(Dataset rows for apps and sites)
((
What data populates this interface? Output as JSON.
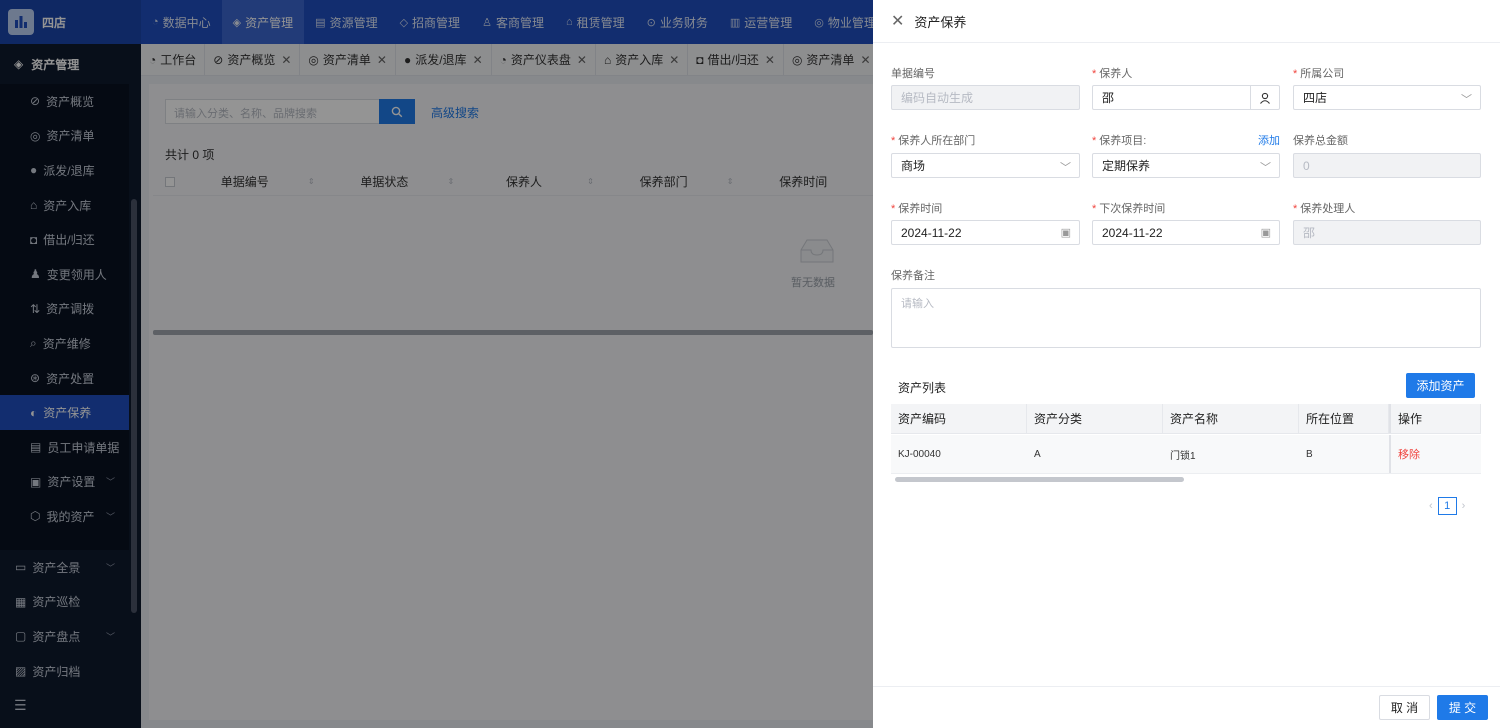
{
  "app": {
    "store": "四店"
  },
  "topnav": [
    {
      "label": "数据中心",
      "icon": "dashboard-icon",
      "active": false
    },
    {
      "label": "资产管理",
      "icon": "cube-icon",
      "active": true
    },
    {
      "label": "资源管理",
      "icon": "document-icon",
      "active": false
    },
    {
      "label": "招商管理",
      "icon": "tag-icon",
      "active": false
    },
    {
      "label": "客商管理",
      "icon": "users-icon",
      "active": false
    },
    {
      "label": "租赁管理",
      "icon": "home-icon",
      "active": false
    },
    {
      "label": "业务财务",
      "icon": "money-icon",
      "active": false
    },
    {
      "label": "运营管理",
      "icon": "chart-icon",
      "active": false
    },
    {
      "label": "物业管理",
      "icon": "building-icon",
      "active": false
    }
  ],
  "sidebar": {
    "header": "资产管理",
    "sub_items": [
      {
        "label": "资产概览"
      },
      {
        "label": "资产清单"
      },
      {
        "label": "派发/退库"
      },
      {
        "label": "资产入库"
      },
      {
        "label": "借出/归还"
      },
      {
        "label": "变更领用人"
      },
      {
        "label": "资产调拨"
      },
      {
        "label": "资产维修"
      },
      {
        "label": "资产处置"
      },
      {
        "label": "资产保养",
        "active": true
      },
      {
        "label": "员工申请单据"
      },
      {
        "label": "资产设置",
        "chevron": true
      },
      {
        "label": "我的资产",
        "chevron": true
      }
    ],
    "main_items": [
      {
        "label": "资产全景",
        "chevron": true
      },
      {
        "label": "资产巡检"
      },
      {
        "label": "资产盘点",
        "chevron": true
      },
      {
        "label": "资产归档"
      }
    ]
  },
  "tabs": [
    {
      "label": "工作台",
      "closable": false
    },
    {
      "label": "资产概览",
      "closable": true
    },
    {
      "label": "资产清单",
      "closable": true
    },
    {
      "label": "派发/退库",
      "closable": true
    },
    {
      "label": "资产仪表盘",
      "closable": true
    },
    {
      "label": "资产入库",
      "closable": true
    },
    {
      "label": "借出/归还",
      "closable": true
    },
    {
      "label": "资产清单",
      "closable": true
    }
  ],
  "list": {
    "search_placeholder": "请输入分类、名称、品牌搜索",
    "advanced_search": "高级搜索",
    "total": "共计 0 项",
    "columns": [
      "单据编号",
      "单据状态",
      "保养人",
      "保养部门",
      "保养时间"
    ],
    "empty": "暂无数据"
  },
  "drawer": {
    "title": "资产保养",
    "fields": {
      "doc_no": {
        "label": "单据编号",
        "placeholder": "编码自动生成"
      },
      "maintainer": {
        "label": "保养人",
        "value": "邵"
      },
      "company": {
        "label": "所属公司",
        "value": "四店"
      },
      "department": {
        "label": "保养人所在部门",
        "value": "商场"
      },
      "project": {
        "label": "保养项目:",
        "value": "定期保养",
        "add": "添加"
      },
      "total_amount": {
        "label": "保养总金额",
        "value": "0"
      },
      "maint_time": {
        "label": "保养时间",
        "value": "2024-11-22"
      },
      "next_time": {
        "label": "下次保养时间",
        "value": "2024-11-22"
      },
      "handler": {
        "label": "保养处理人",
        "value": "邵"
      },
      "remark": {
        "label": "保养备注",
        "placeholder": "请输入"
      }
    },
    "asset_list": {
      "title": "资产列表",
      "add_button": "添加资产",
      "columns": [
        "资产编码",
        "资产分类",
        "资产名称",
        "所在位置",
        "操作"
      ],
      "rows": [
        {
          "code": "KJ-00040",
          "category": "A",
          "name": "门锁1",
          "location": "B",
          "action": "移除"
        }
      ],
      "page": "1"
    },
    "footer": {
      "cancel": "取 消",
      "submit": "提 交"
    }
  }
}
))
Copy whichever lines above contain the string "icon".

▸ WRITTEN ANSWER:
      "icon": "dashboard-icon",
      "icon": "cube-icon",
      "icon": "document-icon",
      "icon": "tag-icon",
      "icon": "users-icon",
      "icon": "home-icon",
      "icon": "money-icon",
      "icon": "chart-icon",
      "icon": "building-icon",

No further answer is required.